06 February, 2009
My annual BAFTA annoyance 2009Last year I had a small email argument with BAFTA personnel over the barely eligible "There Will Be Blood" (disregarding the merits of the film, which amongst other things contains a "spoiler" in its title).
This year I've decided to take my beef to a higher authority, I've sent an email to the BBC Simon Mayo and Mark Kermode BBC Radio Live 5 Film Review show, in the vain hope that they'll give the argument airtime and publicly bollock BAFTA for their weaselly unprincipled distributor led inclusion of films up for OSCARs(tm) but not properly released in the UK within the awards year.
The letter reads as follows
Dear Charters & Caldicott,
As you no doubt remember a few years ago the BAFTA's were moved to occur after the Golden Globes but before the Oscars, in a desperate/transparent/pointless (delete as appropriate) attempt to seem more relevant and boost their profile as a supposed predictor of Oscars (the position queasily held by the Golden Globes). Along with that BAFTA then bent the eligibility rules to include films that were released theatrically in the States (i.e.. up for Oscars), but which hadn't actually had a proper UK release within the awards year:"Films that open between 1 January and 6 February 2009 inclusive may be 'qualified' by Distributors by being screened to Academy Film Voting Members by Thursday 18 December 2008."
That means that films released two days before the actual ceremonies may qualify. However, another eligibility rule states:"To be eligible, a feature film must be exhibited publicly to a paying audience within a commercial cinema in the UK for no fewer than seven consecutive days."
By that logic the following three nominated films should be disqualified, as they won't have fulfilled this obligation by the time of the awards ceremony:
(UK Release Dates according to IMDB:)
The Curious Case of Benjamin Button (6th Feb)
Doubt (6th Feb)
Vicky Cristina Barcelona (13th Feb -- this actually fails both tests)
Now we all know that the timing and use of the BAFTA's by the distributor's is merely to give these films a marketing bump. They probably will have had small pseudo releases in some small cinema for a preview week to qualify.

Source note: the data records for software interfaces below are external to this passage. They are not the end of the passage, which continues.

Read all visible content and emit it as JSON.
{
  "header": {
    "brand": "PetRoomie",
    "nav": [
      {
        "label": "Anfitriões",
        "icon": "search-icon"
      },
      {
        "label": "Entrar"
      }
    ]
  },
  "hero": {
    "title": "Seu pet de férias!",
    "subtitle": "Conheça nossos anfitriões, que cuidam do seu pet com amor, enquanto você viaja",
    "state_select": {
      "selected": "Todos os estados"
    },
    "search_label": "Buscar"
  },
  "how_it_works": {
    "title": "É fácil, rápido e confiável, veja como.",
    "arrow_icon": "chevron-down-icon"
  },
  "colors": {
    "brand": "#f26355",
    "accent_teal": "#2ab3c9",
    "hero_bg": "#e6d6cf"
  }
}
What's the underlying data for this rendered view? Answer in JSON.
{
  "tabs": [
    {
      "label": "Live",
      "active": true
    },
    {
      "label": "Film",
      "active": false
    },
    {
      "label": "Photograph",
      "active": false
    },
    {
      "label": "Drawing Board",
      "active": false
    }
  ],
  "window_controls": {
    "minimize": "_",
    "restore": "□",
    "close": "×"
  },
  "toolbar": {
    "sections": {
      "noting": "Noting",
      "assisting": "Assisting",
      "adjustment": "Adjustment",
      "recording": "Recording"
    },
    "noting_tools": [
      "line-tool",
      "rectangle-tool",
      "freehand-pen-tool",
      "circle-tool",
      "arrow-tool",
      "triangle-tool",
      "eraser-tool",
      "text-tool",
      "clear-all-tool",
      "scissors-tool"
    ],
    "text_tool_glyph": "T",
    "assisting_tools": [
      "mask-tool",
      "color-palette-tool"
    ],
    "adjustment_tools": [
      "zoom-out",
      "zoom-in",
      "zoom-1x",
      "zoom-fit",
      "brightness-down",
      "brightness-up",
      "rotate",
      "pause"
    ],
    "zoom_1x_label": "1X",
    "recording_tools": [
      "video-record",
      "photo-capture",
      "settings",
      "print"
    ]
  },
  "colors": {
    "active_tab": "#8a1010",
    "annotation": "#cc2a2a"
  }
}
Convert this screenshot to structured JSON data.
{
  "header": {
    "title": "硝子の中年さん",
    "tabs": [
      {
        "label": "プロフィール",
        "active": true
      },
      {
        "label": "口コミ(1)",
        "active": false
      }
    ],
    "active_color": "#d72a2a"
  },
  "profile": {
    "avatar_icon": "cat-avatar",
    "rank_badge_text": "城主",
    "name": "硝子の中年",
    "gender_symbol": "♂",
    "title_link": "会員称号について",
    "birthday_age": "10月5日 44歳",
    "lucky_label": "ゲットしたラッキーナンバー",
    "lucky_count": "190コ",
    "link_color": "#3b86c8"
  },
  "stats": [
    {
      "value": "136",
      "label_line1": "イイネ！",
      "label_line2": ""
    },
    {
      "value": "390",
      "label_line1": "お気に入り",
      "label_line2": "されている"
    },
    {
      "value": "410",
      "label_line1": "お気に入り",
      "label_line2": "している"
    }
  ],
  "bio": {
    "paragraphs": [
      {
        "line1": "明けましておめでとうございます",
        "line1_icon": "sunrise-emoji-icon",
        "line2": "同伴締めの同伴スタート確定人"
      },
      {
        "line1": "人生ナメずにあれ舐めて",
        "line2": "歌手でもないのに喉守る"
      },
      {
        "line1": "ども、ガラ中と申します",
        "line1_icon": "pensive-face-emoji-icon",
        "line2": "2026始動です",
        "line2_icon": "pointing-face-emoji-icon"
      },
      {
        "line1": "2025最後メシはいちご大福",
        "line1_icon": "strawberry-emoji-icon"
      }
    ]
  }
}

The real point of all this nitpicking (which leaves the merit of these films in the dust): Nominated films should have received their release in the year in question in the UK. The public, including idiots like myself, should have had a proper chance to see the films, so that there is interest in the supposedly laudatory outcome of the awards, not an opportunity to have trailers for coming attractions foisted on us. By bending the rules to account for the North American release schedule, the BAFTA's seem less relevant, more like a "me too" exercise. If the distributors wanted their pictures qualified over here as well, they should release them at the same time in the UK as in the US.
Meanwhile on the other side of the pond AMPAAS, are allowing Brad Pitt his Best Actor Nomination for Benjamin Button when they denied Andy Serkis a chance at the Best Supporting for Gollum on the basis that his performance was altered through digital manipulation. I may enjoy Benjamin Button when I can finally see it if I just imagine Gollum in the place of Pitt (theory: is every other film by Fincher rubbish/genius?)
Perhaps Pointlessly Pedantic,
Brian Tarnoff, the New Forest.
PS. This is the whole eligibility bit from the BAFTA website:
Films must be released theatrically in the UK, within the Academy awards year,
1 January to 31 December 2008. Films that open between 1 January and 6 February 2009 inclusive may be 'qualified' by Distributors by being screened to Academy Film Voting Members by Thursday 18 December 2008.
To be eligible, a feature film must:
* be feature-length, i.e. with a running time exceeding 60 minutes;
* receive its first public exhibition or distribution in the UK as a theatrical release;
* be exhibited publicly to a paying audience within a commercial cinema in the UK for no fewer than seven consecutive days.
Whether this reaches the airwaves is to be seen....